:: Exercise goal ::
Only lines holding the word "this" are wanted from the records; copy all of them.

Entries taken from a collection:
####################

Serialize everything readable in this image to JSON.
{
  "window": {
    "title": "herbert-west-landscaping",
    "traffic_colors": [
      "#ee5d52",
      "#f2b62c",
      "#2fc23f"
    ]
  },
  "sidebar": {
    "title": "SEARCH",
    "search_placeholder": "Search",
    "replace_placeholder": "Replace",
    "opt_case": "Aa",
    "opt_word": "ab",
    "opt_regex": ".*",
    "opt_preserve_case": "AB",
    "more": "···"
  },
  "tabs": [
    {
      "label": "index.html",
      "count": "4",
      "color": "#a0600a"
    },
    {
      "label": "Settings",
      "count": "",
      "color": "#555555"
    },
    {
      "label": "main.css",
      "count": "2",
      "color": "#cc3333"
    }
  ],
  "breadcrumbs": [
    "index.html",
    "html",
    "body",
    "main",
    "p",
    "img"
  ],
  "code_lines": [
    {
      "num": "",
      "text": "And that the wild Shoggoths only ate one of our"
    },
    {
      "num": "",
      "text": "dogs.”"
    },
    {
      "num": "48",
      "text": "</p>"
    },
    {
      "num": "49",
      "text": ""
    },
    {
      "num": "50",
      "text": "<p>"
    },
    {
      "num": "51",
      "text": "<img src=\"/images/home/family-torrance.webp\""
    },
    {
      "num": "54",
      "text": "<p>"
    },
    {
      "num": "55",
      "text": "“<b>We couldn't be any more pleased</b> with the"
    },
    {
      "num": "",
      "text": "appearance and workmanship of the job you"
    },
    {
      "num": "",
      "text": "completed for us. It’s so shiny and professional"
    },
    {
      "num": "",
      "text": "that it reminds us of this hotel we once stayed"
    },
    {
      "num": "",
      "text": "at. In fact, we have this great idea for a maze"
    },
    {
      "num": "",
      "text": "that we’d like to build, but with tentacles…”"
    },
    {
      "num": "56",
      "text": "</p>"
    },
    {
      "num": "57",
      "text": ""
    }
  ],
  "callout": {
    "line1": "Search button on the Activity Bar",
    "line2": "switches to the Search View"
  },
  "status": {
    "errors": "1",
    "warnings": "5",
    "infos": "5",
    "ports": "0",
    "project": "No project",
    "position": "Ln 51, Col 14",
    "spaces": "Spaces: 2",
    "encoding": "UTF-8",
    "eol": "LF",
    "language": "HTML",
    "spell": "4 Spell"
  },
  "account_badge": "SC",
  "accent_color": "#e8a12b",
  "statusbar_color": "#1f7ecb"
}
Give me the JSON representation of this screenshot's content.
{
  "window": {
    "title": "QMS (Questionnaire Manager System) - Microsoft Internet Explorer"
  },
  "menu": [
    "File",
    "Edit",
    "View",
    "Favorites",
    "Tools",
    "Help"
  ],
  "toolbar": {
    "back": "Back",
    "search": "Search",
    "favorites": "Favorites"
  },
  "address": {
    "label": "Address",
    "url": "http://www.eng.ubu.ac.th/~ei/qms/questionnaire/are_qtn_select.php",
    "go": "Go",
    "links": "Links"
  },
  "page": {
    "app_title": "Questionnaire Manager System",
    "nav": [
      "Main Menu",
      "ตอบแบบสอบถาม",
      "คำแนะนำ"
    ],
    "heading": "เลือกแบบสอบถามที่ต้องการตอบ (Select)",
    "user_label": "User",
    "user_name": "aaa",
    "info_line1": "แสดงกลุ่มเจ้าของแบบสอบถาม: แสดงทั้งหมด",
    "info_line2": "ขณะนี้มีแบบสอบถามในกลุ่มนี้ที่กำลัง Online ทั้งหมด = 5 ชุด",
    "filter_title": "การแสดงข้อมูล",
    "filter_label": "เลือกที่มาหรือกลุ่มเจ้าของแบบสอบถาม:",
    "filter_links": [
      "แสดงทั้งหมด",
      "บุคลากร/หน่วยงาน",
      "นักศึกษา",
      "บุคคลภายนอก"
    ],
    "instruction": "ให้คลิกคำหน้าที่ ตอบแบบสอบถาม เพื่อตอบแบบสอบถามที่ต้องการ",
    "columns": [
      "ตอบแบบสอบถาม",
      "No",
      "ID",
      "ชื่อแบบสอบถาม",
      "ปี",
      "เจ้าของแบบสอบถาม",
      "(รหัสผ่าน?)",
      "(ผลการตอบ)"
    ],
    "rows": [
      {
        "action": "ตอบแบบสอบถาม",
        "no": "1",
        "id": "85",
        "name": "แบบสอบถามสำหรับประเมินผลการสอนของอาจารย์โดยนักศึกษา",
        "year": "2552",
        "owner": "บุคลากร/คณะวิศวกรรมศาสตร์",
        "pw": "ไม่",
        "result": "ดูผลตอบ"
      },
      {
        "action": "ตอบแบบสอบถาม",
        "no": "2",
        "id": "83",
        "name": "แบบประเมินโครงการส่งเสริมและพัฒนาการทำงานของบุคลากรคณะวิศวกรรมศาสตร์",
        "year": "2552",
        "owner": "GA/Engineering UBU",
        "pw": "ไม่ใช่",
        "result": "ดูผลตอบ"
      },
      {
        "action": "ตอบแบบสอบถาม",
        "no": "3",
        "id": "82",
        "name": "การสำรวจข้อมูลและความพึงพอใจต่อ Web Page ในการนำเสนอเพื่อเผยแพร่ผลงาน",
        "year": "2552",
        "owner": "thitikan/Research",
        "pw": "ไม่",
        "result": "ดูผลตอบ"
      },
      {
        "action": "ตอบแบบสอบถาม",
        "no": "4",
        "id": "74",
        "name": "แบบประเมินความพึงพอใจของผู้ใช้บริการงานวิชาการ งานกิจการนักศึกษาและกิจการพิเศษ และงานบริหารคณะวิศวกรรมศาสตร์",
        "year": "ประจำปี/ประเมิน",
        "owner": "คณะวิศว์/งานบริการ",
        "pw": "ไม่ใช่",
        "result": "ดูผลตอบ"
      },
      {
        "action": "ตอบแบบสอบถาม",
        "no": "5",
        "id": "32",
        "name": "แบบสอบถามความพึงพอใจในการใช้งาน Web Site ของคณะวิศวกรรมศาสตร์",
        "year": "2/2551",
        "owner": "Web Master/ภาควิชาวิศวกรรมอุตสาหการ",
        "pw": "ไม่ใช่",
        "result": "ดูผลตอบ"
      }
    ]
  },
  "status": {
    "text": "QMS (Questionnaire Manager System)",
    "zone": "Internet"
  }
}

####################

:: Exercise answer ::
Serialize everything readable in this image to JSON.
      "text": "that it reminds us of this hotel we once stayed"
      "text": "at. In fact, we have this great idea for a maze"
Give me the JSON representation of this screenshot's content.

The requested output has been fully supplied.